Along the Unity Farm Marsh trail are two particularly interesting sights – the Sherborn Powder House and the Old Dug Well/Windmill.
The Powder House
The Powder House for Sherborn was built by the town in 1800 so that gun powder could be removed from the public meetinghouse where it had been stored, much to the relief of concerned citizens. James Bullard was appointed keeper and the building was constructed in a meadow overlooking the lane behind his house at 33 North Main Street. Although the actual building was demolished in 1857, the site of the Powder House is on our property. The circular foundation is still in place and the rocks used to build up the walls are lying adjacent to the foundation. An ash tree has grown up inside the former building. Today, railroad tracks cross Powder House Lane in Sherborn, so the Powder House is no longer publicly accessible. I’ve cleared the area, connected it to our trails and will be adding National Forest Service-like signage to it soon.
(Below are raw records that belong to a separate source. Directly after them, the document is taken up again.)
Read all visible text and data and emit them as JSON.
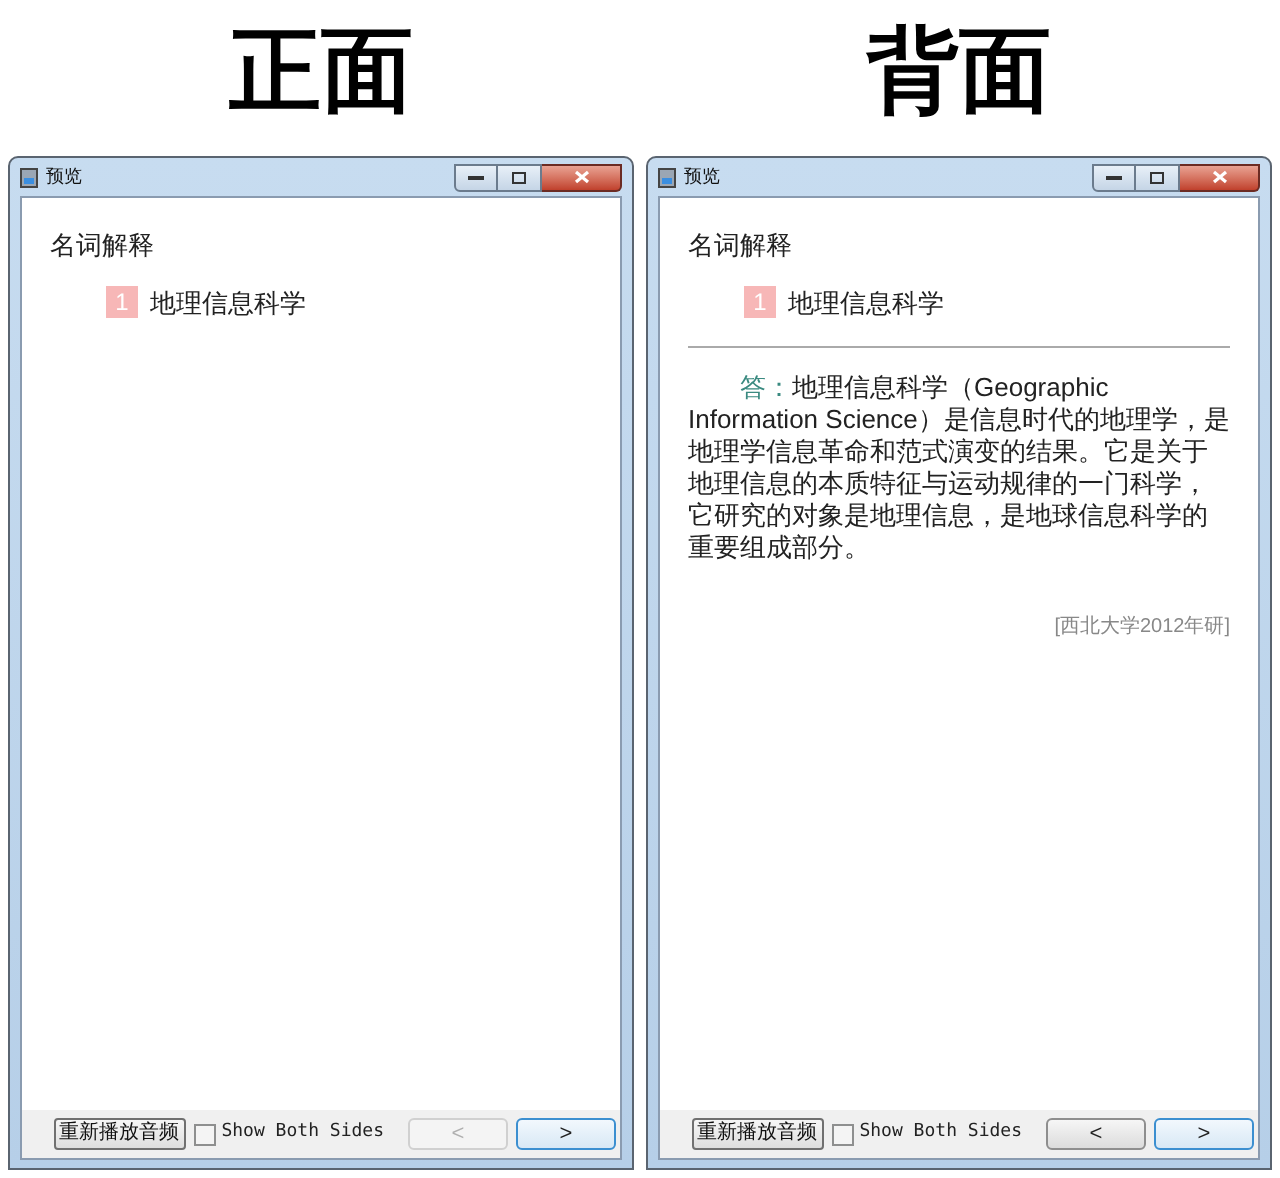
{
  "panels": [
    {
      "heading": "正面",
      "window": {
        "title": "预览"
      },
      "card": {
        "category": "名词解释",
        "number": "1",
        "term": "地理信息科学"
      },
      "footer": {
        "replay_button": "重新播放音频",
        "show_both_sides": {
          "label": "Show Both Sides",
          "checked": false
        },
        "prev_button": {
          "label": "<",
          "disabled": true
        },
        "next_button": {
          "label": ">",
          "disabled": false
        }
      }
    },
    {
      "heading": "背面",
      "window": {
        "title": "预览"
      },
      "card": {
        "category": "名词解释",
        "number": "1",
        "term": "地理信息科学",
        "answer_label": "答：",
        "answer_text": "地理信息科学（Geographic Information Science）是信息时代的地理学，是地理学信息革命和范式演变的结果。它是关于地理信息的本质特征与运动规律的一门科学，它研究的对象是地理信息，是地球信息科学的重要组成部分。",
        "source": "[西北大学2012年研]"
      },
      "footer": {
        "replay_button": "重新播放音频",
        "show_both_sides": {
          "label": "Show Both Sides",
          "checked": false
        },
        "prev_button": {
          "label": "<",
          "disabled": false
        },
        "next_button": {
          "label": ">",
          "disabled": false
        }
      }
    }
  ]
}
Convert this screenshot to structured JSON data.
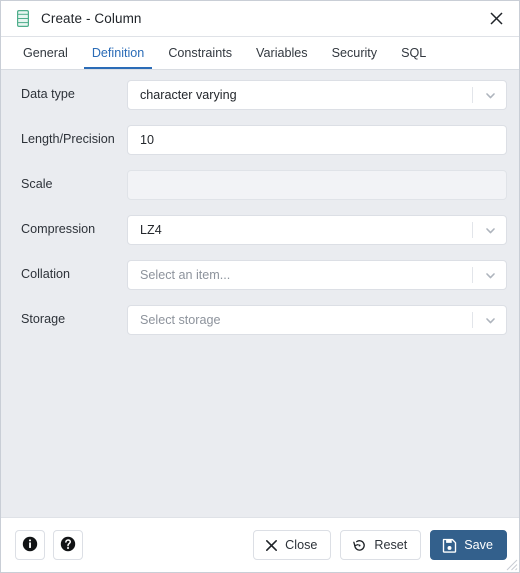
{
  "window": {
    "title": "Create - Column",
    "icon": "column-icon",
    "close_label": "×"
  },
  "tabs": [
    {
      "label": "General",
      "active": false
    },
    {
      "label": "Definition",
      "active": true
    },
    {
      "label": "Constraints",
      "active": false
    },
    {
      "label": "Variables",
      "active": false
    },
    {
      "label": "Security",
      "active": false
    },
    {
      "label": "SQL",
      "active": false
    }
  ],
  "fields": {
    "data_type": {
      "label": "Data type",
      "value": "character varying",
      "type": "select",
      "disabled": false
    },
    "length_precision": {
      "label": "Length/Precision",
      "value": "10",
      "type": "text",
      "disabled": false
    },
    "scale": {
      "label": "Scale",
      "value": "",
      "type": "text",
      "disabled": true
    },
    "compression": {
      "label": "Compression",
      "value": "LZ4",
      "type": "select",
      "disabled": false
    },
    "collation": {
      "label": "Collation",
      "value": "",
      "placeholder": "Select an item...",
      "type": "select",
      "disabled": false
    },
    "storage": {
      "label": "Storage",
      "value": "",
      "placeholder": "Select storage",
      "type": "select",
      "disabled": false
    }
  },
  "footer": {
    "info_icon": "info-icon",
    "help_icon": "help-icon",
    "close_label": "Close",
    "reset_label": "Reset",
    "save_label": "Save"
  },
  "colors": {
    "accent": "#2b6cb7",
    "primary_button": "#33608c",
    "body_background": "#eaecf0",
    "panel_background": "#ffffff",
    "icon_green": "#5fbc9a"
  }
}
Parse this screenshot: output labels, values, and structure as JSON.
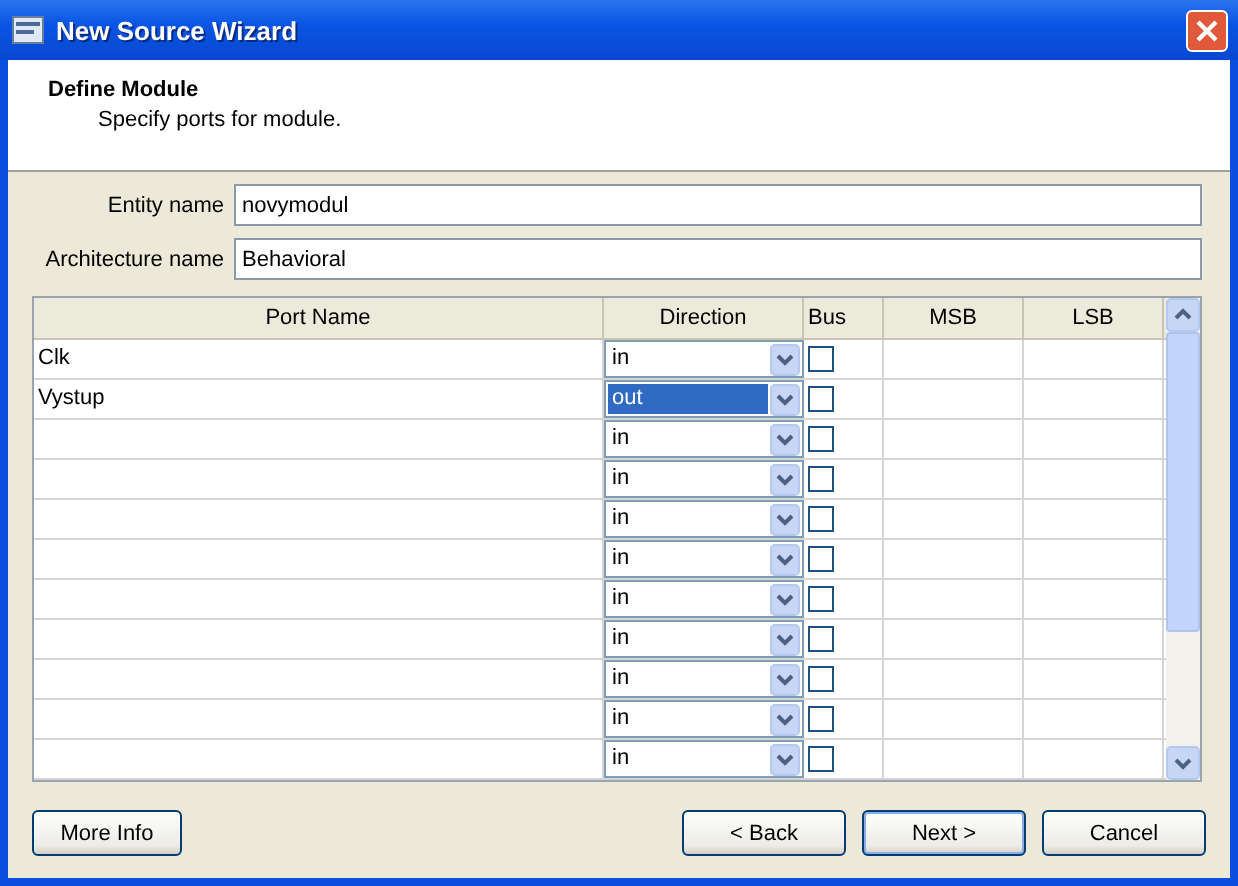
{
  "window": {
    "title": "New Source Wizard"
  },
  "header": {
    "title": "Define Module",
    "subtitle": "Specify ports for module."
  },
  "fields": [
    {
      "label": "Entity name",
      "value": "novymodul"
    },
    {
      "label": "Architecture name",
      "value": "Behavioral"
    }
  ],
  "table": {
    "columns": [
      "Port Name",
      "Direction",
      "Bus",
      "MSB",
      "LSB"
    ],
    "rows": [
      {
        "port_name": "Clk",
        "direction": "in",
        "selected": false,
        "bus": false
      },
      {
        "port_name": "Vystup",
        "direction": "out",
        "selected": true,
        "bus": false
      },
      {
        "port_name": "",
        "direction": "in",
        "selected": false,
        "bus": false
      },
      {
        "port_name": "",
        "direction": "in",
        "selected": false,
        "bus": false
      },
      {
        "port_name": "",
        "direction": "in",
        "selected": false,
        "bus": false
      },
      {
        "port_name": "",
        "direction": "in",
        "selected": false,
        "bus": false
      },
      {
        "port_name": "",
        "direction": "in",
        "selected": false,
        "bus": false
      },
      {
        "port_name": "",
        "direction": "in",
        "selected": false,
        "bus": false
      },
      {
        "port_name": "",
        "direction": "in",
        "selected": false,
        "bus": false
      },
      {
        "port_name": "",
        "direction": "in",
        "selected": false,
        "bus": false
      },
      {
        "port_name": "",
        "direction": "in",
        "selected": false,
        "bus": false
      }
    ]
  },
  "buttons": {
    "left": [
      "More Info"
    ],
    "right": [
      "< Back",
      "Next >",
      "Cancel"
    ]
  }
}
The Old Dug Well
About 100 feet south from the Powder House is an old, hand dug, brick-lined well. When I first found it, the well was filled with 5 feet of mud, wood debris and midden. What do I mean by midden? As I began to excavate the well, I found 10 old milk crates, hundreds of pounds of old unmilled lumber, rusted iron tools, and an old menu board, pictured below. Although fragments of the menu board are missing, it appears to announce “Great Steaks” like the “Powder House Tenderloin”, Sirloin, Round, etc. The lettering appears to be from the early 1900’s. I’ve asked Historical Society members about the well and steak sign. Their only guess is that it might have been related to the old train station on Powder House Lane (no longer there) that used to be the major transportation hub in Sherborn.
Next to the well, an old windmill (blades shown above) provided the energy to pump the well water uphill to sheep grazing meadows.
Since the well has now been restored to be a fully functional water source, I built a cover for it from 6×6 and 3×5 lumber. We do not want wandering deer (or wayward teens) to fall into the well. Our Great Pyrenees may not be as communicative as Lassie if Timmy falls into it.